Where v is the speed, K is the appropiate modulus. Say bulk modulus for a liquid and rho is the density of the medium. When sound passes from one medium to another there is a change of speed that matches the change of modulus and density. this change is as 'sharp' as the edge of the respective materials. The equation for light speed is not all that different when you look at it http://upload.wikimedia.org/math/5/7/4/574e79fcd783f402f69907b6acbf7cd1.png.Light. when it goes from say vacuum to glass will imediately respond to the permistivity and permeabillity of the glass and sloww down imediately. Yes it is a good idea I think, to be thinking in terms of waves for this one.

speedfreek
2007-Oct-31, 07:15 PM
One more thought. Shoot me if I am wrong.

c is c from the persepective of the observer.

But the universe is also expanding at c (or near it)

So I would guess that the speed of light is c+x (x being expansion), but c+x is useless, because we are expanding with it.

The universe is only apparently expanding at c at a certain distance - something under 10 billion light years (the Hubble limit). Anything closer than that is apparently receding at less than c, and anything further away than that is apparently receding at more than c.

I do wish people would stop saying the universe is expanding at c without qualifying the statement as it can be very misleading. At close distances it is hardly expanding at all, whereas at the furthest distances it is apparently expanding at many multiples of c.
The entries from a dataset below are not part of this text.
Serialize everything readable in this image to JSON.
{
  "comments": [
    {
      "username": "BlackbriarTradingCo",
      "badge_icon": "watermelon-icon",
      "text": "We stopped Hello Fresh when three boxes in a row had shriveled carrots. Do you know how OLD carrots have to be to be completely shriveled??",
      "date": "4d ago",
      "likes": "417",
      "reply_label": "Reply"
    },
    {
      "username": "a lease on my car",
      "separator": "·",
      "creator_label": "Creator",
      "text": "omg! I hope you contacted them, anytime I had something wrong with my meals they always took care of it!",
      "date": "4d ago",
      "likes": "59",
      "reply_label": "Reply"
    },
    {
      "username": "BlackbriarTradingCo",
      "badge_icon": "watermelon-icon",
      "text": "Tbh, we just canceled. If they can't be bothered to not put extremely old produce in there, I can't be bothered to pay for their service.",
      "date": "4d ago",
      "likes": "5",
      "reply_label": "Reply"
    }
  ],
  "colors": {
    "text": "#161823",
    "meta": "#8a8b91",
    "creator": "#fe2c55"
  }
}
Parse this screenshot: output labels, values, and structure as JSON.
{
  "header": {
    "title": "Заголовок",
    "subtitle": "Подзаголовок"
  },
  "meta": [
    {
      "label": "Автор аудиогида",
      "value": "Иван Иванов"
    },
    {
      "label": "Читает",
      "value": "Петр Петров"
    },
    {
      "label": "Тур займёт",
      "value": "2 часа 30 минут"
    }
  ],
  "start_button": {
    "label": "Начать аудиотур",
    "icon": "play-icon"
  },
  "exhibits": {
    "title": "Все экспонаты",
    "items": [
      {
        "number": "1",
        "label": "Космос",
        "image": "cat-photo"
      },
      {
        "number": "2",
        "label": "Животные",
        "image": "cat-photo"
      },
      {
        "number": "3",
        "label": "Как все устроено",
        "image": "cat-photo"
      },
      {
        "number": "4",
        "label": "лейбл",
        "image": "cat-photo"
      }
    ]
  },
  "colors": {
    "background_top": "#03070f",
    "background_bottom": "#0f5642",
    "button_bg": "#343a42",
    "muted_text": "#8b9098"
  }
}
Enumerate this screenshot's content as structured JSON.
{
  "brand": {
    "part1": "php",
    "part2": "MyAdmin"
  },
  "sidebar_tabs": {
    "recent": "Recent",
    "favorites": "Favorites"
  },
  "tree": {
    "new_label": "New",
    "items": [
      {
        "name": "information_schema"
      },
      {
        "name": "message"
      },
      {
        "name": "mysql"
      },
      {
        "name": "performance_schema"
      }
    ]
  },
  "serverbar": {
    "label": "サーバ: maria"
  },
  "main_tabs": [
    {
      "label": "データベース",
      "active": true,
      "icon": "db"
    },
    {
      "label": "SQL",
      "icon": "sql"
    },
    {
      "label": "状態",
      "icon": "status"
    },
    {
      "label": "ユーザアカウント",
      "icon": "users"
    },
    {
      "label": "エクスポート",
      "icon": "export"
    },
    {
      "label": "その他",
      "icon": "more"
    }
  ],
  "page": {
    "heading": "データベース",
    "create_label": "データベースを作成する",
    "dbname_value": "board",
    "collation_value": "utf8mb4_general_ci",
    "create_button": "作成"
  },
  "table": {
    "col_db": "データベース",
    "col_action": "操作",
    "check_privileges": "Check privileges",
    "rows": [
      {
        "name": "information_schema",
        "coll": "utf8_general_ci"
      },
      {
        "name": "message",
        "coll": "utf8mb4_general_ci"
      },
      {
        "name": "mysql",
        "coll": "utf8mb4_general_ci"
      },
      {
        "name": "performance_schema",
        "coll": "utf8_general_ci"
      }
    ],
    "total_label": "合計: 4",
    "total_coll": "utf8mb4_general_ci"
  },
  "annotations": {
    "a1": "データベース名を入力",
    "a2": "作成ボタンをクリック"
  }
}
The universe is theorised to be expanding at something between 71(km/s)/Mpc and 77(km/s)/Mpc